 The first Burley rink (1964) was a portable ice floor for the first ever tour of Australia by a major ice show company, the American Ice Capades in 1964-5. The company then opened a temporary rink in Albury, between Sydney and Melbourne, which remained open for two years. In 1966, they opened a permanent mid-size rink 36m by 18m (120’ x 60’) at Moorabbin, a Melbourne suburb, on the corner of South and Warrigal Roads, which closed in 1970. In 1971, they opened Iceland, a large rink 56m by 26m (185’ x 85’), at Whitehorse Road, Ringwood. It remained open for 11 years until January 1982. In 1994, Michael Lalik, who owned a small studio rink in Adelaide, acquired the site and re-opened it until 2003. Lalik then opened a club rink at Bayswater in 2004, but it closed the same year. Don Gallagher had opened a full size ice rink at Dandenong in 1977, which he later sold to the Burleys, but it closed in 1987 after 10 years of operation. The Burley company operated a second large size rink also named Iceland between 197986 at Footscray, in Melbourne's western suburbs.

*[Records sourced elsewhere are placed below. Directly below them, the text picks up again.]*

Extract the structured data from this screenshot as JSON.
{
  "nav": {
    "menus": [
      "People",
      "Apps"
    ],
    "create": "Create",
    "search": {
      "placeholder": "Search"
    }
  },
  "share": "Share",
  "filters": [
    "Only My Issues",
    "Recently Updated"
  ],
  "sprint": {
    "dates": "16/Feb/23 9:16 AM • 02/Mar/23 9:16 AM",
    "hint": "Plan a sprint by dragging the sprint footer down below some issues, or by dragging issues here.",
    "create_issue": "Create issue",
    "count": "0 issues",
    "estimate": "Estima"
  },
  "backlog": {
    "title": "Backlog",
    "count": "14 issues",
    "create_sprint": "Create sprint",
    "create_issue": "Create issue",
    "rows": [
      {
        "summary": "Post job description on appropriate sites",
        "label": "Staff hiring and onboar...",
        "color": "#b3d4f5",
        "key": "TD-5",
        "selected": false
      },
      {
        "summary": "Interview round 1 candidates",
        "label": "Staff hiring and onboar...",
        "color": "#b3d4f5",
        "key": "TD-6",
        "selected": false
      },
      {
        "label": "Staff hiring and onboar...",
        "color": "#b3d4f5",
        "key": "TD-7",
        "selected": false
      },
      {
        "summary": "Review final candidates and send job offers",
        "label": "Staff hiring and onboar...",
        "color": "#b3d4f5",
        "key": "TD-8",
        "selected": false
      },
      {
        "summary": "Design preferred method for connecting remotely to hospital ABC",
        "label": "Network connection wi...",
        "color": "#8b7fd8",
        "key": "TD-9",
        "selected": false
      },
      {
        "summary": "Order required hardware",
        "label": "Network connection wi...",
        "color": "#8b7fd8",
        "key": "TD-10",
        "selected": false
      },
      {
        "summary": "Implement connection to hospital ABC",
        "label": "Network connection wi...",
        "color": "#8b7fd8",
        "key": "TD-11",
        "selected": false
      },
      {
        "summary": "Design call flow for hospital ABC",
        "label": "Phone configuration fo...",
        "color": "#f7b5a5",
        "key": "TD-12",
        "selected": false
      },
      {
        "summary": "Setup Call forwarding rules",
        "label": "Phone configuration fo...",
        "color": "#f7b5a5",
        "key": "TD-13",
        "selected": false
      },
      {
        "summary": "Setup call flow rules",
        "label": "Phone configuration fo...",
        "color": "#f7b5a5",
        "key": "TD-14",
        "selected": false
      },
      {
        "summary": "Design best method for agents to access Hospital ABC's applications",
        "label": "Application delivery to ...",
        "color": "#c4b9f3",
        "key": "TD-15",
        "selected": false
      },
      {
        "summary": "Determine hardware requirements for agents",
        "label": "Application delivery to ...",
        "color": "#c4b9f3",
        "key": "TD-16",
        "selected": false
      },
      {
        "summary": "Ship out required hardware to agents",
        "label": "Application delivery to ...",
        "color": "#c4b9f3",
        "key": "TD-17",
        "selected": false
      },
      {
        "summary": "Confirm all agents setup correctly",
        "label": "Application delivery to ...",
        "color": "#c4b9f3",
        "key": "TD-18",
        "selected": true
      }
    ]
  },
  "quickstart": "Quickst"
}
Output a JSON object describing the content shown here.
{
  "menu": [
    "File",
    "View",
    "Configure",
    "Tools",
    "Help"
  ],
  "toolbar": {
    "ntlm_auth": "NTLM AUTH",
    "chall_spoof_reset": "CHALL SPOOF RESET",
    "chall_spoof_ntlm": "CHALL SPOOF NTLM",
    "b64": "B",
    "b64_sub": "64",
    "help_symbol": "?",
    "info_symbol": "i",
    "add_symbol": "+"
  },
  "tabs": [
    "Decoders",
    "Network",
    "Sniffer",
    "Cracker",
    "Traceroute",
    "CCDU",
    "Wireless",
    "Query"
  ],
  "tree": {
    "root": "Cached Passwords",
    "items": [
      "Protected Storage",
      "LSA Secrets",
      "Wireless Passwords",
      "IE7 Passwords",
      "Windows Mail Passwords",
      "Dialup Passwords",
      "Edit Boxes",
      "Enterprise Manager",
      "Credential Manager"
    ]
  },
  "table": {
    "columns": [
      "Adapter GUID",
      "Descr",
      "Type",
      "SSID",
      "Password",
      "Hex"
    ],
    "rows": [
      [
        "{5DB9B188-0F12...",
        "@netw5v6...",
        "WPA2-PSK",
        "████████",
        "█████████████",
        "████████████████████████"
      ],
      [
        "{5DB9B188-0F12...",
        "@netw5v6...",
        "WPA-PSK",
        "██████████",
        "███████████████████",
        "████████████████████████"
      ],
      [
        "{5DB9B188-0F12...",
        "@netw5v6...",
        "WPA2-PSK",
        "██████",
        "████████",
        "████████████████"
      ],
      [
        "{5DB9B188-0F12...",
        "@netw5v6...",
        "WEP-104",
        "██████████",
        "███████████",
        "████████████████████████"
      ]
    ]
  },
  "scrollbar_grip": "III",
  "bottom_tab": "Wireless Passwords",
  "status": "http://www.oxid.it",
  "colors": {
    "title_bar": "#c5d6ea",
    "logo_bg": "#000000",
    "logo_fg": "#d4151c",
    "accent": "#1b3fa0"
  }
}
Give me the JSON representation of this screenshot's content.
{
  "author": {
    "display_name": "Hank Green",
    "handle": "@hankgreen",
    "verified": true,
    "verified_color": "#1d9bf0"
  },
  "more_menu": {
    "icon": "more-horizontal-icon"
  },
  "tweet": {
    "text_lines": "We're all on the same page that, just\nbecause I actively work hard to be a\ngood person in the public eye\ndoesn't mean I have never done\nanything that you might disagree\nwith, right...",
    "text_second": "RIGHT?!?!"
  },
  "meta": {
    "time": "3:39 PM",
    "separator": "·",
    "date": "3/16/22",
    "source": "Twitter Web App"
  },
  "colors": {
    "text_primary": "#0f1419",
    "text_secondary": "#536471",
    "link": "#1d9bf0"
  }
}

 Over the years, the Burleys also operated many temporary ice rinks, some under canvas, others in disused cinemas, old factory buildings and open air. Ballarat (1970) was managed by Peter Rintel, husband of national figure skating judge Liz Rintel, and manager of three Australian World Championship ice hockey squads in 19867, 19878 and 19889.  Their son, James Rintel, competed in the 19889 World Championship. The Rintel family was possibly related to the family of Norm Joseph. Other temporary rinks were located at Surfers Paradise in a tent; Pacific Fair Shopping Centre at Broadbeach on the Gold Coast; another at Auburn; much later at Luna Park, Sydney; near Crown Casino in Melbourne; Wollongong just south of Sydney; Fox Studios in Sydney at the old showgrounds; and then Iceland rink in 1994, again on the Gold Coast at Strathaird Road, Bundall, which was still operating in 2013 after a major refurbishment (56m by 26m, like it's Melbourne forerunner). It is run by Graham Sullivan and his wife Sharon Kay Burley (1956 ). Up until 2008, Burley Ice Rinks has constructed temporary ice rinks around the world, for companies such as Moscow Circus, Disney on Ice and exclusively The Torvil and Dean Show. In recent years Burley Ice Rinks has had ice rinks in Southbank, Melbourne and Fox Studios Sydney.
Ross Carpenter, 'Burely, Nancy Kathryn (1930 - 2013)', Legends of Australian Ice, Melbourne, Australia, http://icelegendsaustralia.com/bio-burley.html, accessed online .
 'Australian Skating Stars in Ice Show Telecast', The Age, Melbourne, 7 Apr 1960, p 14.
 'Seven Girls Compete For An Ice Title', The Sunday Herald, Sydney, Sun 2 Aug 1953, p 41.
'Ice Skating Is Not A Chilly Hobby', Martin King. The Age, Melbourne, Sep 14 1962.
'Arabian Ice' ABC-TVs 14th Ice Ballet, The Australian Women's Weekly, Wed 8 May 1963, p 21.